The Tavistock and Portman NHS Trust’s Gender Identity Development Service (Gids), which has been at the forefront of providing these services since 1989, initially saw only a small number of children each year. However, this number has grown exponentially, especially since the adoption of the Dutch protocol for puberty blockers in 2011. Cass points out that despite the lack of concrete outcomes supporting their efficacy, these treatments became routine. The review calls this a premature adoption of a potentially life-altering medical protocol without sufficient scrutiny.

Furthermore, the demographic profile of those referred to gender services has shifted notably. Historically, transgender individuals presenting in clinics were predominantly males at birth showing persistent patterns into adulthood. Now, a vast majority are teenagers assigned female at birth, complicating previous understandings and approaches to care. This shift coincides with a general deterioration in mental health among young people, a phenomenon exacerbated by social media and other modern pressures.

Dr. Cass also addressed social transitioning, where individuals change their names, pronouns, and appearance to reflect their gender identity. While many studies suggest that social transitioning can have positive effects on a young person’s mental health and social integration, some medical professionals argue it may prematurely lock them into a pathway that leads to medical interventions. Cass advocates for a balanced approach that avoids hastening decisions that could have profound long-term consequences.

In conclusion, the Cass review advocates for a cautious, evidence-based approach to treating gender dysphoria in children and adolescents. It calls for better integration of mental health evaluations and a more conservative approach to medical interventions until more reliable evidence can be gathered but also advocates to ensure that all young people exploring their gender identity can do so in a supportive and non-coercive environment.

In response to the report UK trans youth charity Mermaids issued the following statement:

“Everyone deserves access to timely, supportive and holistic healthcare. However, across all of the UK, the NHS is failing trans youth, with appalling waiting lists of more than six years, virtually no first appointments offered for over a year, and increased politicisation of the support offered to children and young people.

“Trans youth tell us they want services which are accepting and respectful, which offer supportive spaces to explore their gender, and provide access to medical transition if and when they need it.

The Cass Review, an independent review of NHS England gender services for children and young people, published after almost four years, echoes much of this and recognises the current system is failing trans youth.
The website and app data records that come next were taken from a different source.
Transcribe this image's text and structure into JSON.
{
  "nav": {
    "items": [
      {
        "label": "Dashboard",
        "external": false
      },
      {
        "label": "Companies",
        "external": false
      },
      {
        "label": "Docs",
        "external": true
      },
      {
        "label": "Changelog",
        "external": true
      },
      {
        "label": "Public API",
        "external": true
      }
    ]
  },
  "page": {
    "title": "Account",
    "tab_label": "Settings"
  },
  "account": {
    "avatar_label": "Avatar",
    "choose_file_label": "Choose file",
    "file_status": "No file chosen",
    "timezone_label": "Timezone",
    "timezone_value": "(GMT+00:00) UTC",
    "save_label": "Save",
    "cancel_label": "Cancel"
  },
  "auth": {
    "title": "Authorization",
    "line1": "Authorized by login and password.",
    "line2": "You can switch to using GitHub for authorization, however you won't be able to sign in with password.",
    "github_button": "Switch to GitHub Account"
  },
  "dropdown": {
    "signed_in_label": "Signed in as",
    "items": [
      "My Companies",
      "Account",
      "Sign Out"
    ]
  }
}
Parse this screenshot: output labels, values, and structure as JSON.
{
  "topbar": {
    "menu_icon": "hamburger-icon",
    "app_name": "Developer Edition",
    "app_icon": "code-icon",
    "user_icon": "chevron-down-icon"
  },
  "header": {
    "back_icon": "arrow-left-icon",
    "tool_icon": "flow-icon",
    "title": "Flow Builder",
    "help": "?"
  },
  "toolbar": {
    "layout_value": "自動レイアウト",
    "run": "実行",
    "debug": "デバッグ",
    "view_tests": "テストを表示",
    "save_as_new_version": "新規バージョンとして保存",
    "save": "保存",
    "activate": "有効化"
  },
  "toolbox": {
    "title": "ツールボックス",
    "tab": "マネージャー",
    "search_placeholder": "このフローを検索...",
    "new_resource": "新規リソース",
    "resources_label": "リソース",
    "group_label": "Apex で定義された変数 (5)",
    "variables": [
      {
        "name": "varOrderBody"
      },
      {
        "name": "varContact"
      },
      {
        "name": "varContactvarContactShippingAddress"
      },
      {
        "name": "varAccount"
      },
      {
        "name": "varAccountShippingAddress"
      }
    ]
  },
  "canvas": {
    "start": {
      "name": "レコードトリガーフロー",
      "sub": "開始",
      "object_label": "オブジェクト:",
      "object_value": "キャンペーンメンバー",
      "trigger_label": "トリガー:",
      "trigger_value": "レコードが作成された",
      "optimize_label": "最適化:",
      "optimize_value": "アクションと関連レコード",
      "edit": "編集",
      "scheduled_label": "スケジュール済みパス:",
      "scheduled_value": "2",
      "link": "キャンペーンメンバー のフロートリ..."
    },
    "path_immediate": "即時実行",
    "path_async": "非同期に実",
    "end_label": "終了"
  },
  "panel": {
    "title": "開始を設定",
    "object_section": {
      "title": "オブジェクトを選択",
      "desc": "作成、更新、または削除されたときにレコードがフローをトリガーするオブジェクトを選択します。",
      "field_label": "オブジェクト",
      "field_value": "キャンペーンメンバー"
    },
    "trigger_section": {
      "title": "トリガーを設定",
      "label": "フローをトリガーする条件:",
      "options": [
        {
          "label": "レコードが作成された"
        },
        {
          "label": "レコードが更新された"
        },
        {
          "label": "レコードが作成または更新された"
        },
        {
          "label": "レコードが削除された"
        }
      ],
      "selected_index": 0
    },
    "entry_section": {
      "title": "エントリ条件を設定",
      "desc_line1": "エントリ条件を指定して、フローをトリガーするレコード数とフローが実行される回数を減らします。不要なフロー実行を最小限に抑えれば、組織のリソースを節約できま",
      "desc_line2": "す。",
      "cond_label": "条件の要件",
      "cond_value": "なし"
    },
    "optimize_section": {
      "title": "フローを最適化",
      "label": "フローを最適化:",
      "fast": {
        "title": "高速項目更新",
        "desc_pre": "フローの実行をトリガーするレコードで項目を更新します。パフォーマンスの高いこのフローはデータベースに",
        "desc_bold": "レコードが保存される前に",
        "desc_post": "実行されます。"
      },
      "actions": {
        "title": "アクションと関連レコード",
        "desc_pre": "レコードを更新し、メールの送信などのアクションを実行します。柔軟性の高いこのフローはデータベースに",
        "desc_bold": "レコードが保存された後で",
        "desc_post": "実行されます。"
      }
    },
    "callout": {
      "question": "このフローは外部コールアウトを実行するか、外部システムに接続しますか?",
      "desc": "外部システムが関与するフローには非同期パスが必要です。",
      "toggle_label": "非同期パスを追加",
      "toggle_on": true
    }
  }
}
“We are concerned that some of the language in the report is open to misinterpretation and could be used to justify additional barriers to accessing care for some trans young people.”

“We are pleased the voices and experiences of trans young people appear to have been heard and respected, and we welcome Dr Cass’ calls for trans children and young people, and their families, to be “treated with compassion and respect”. We hope for the same, and for the sharing of clear, accurate information when discussing this topic.

“However, we are concerned that some of the language in the report is open to misinterpretation and could be used to justify additional barriers to accessing care for some trans young people in the same way the interim report has been. We will publish our full analysis of the Cass Review in due course.

“NHS England has published their immediate response to the Cass Review and written to all adult providers, explaining the changes they plan to make in the short to medium term. Very few of these will have an immediate effect on children and young people, and we will keep trans young people and their families informed about any changes that might impact them.

“In the meantime, we call on NHS England, and the NHS across the UK, to resist pressures from those who seek to limit access to healthcare, listen to trans youth directly, and act urgently to provide gender services which are timely, supportive and holistic.